If $n + 1$, $n + 2$, …, $n + k$ are all composite numbers, then there are k distinct primes $p_ᵢ$ such that $p_ᵢ$ divides $n + i$ for $1 \leq i \leq k$.
For example, for the range $242$ to $250$, one can assign distinct primes as follows:
$242: 11$ , $243: 3$ , $244: 61$ , $245: 7$ , $246: 41$ , $247: 13$ , $248: 31$ , $249: 83$ , $250: 5$
According to Grimm's (1969) , it's already proven that there are finitely many exceptions to this conjecture. (Reference from the topic of Grimm's problem from David wells prime numbers).
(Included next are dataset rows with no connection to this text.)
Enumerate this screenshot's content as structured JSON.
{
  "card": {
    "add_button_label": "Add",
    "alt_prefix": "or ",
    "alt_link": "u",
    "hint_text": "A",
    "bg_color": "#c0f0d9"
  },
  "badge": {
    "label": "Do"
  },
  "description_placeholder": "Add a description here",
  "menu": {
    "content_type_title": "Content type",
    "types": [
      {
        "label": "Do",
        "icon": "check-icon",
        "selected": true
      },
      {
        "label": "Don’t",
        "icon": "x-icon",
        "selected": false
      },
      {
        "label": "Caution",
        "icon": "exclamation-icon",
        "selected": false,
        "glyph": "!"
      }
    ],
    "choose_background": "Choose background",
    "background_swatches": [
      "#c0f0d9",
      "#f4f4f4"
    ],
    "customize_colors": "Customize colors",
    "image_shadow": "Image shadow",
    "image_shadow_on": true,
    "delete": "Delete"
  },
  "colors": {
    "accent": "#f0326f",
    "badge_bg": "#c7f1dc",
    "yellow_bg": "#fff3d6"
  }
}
Paul Erdos and J.L.Selfridge has already shown that even if we consider the weak version of Grimm's conjecture it would imply Legendre's conjecture . ( Reference - Some problems on the prime factors of the consecutive integers 2 ) , In his paper he made many other important equivalencies to the Grimms conjecture, which I see far beyond my ken right now, In elementary abstract please someone reduce the levels of his argument and make us understand some of the important implications of Grimm's conjecture .
Moreover if it's already proven that it has finitely many exceptions, then how could one proceed to generate proof of Grimm's conjecture ?! And till date has been there any significant progress on it ? And if possible list few other conjectures related to Grimm's conjecture, and mostly on composite numbers and prime numbers ,
Thanks a lot in advance :) Regards